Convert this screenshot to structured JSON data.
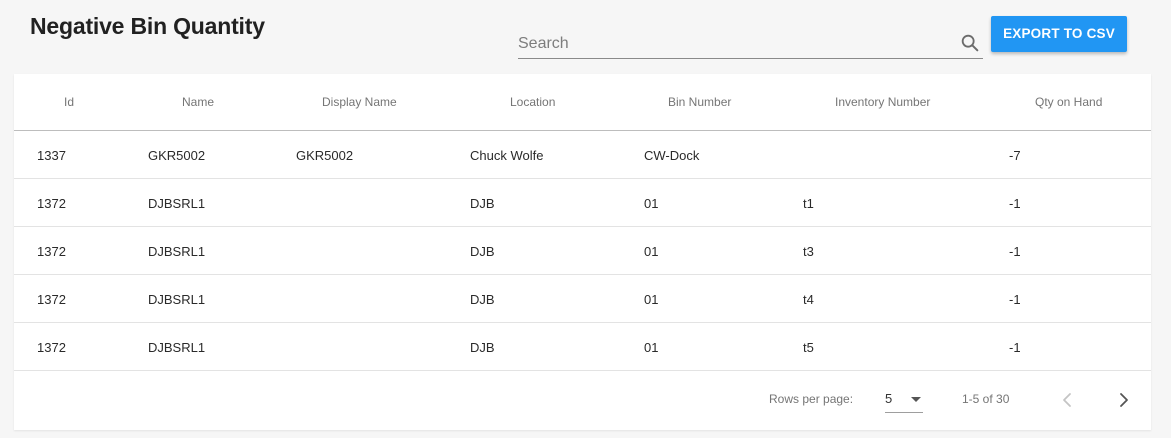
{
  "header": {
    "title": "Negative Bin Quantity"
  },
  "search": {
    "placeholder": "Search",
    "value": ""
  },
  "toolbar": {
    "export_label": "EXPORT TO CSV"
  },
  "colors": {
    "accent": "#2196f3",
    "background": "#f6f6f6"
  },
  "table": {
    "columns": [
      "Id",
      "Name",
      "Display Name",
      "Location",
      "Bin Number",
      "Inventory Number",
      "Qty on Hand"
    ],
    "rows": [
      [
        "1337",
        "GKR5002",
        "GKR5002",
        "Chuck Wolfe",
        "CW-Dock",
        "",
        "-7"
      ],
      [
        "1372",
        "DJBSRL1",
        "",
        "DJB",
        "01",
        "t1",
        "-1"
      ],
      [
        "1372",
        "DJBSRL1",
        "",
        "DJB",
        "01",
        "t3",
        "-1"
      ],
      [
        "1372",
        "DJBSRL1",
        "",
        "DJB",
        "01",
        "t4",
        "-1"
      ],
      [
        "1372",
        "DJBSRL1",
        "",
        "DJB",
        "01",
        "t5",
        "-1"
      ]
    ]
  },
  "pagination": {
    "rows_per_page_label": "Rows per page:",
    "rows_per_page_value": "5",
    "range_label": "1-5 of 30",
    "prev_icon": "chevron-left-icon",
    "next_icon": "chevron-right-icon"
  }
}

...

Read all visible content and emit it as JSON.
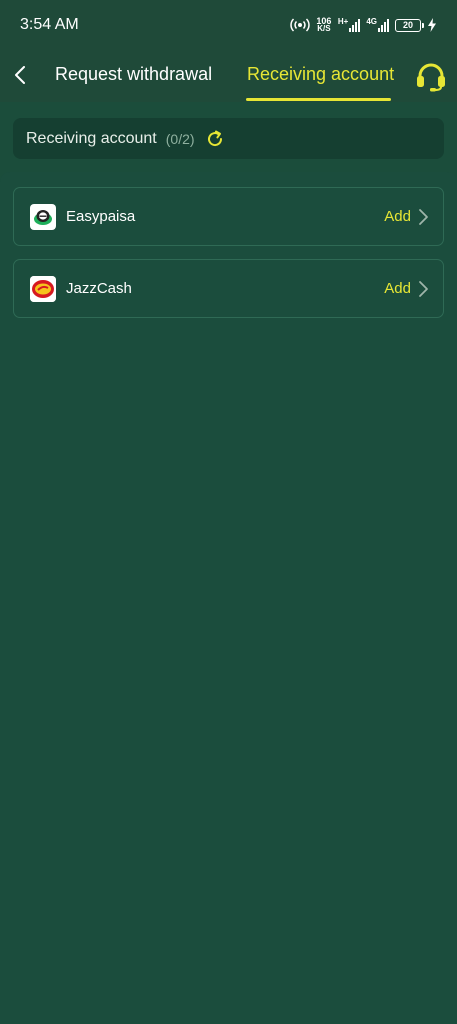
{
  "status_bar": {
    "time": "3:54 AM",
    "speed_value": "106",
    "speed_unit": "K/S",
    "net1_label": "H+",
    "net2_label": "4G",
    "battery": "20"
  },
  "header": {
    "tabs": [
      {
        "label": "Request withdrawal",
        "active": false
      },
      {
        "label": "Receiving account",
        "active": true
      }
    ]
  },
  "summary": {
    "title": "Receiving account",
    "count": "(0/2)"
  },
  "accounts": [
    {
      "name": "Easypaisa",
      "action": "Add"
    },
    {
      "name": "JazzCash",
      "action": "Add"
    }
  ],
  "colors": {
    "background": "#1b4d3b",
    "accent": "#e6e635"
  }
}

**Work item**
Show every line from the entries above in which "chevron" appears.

**Output**
    "prev_icon": "chevron-left-icon",
    "next_icon": "chevron-right-icon"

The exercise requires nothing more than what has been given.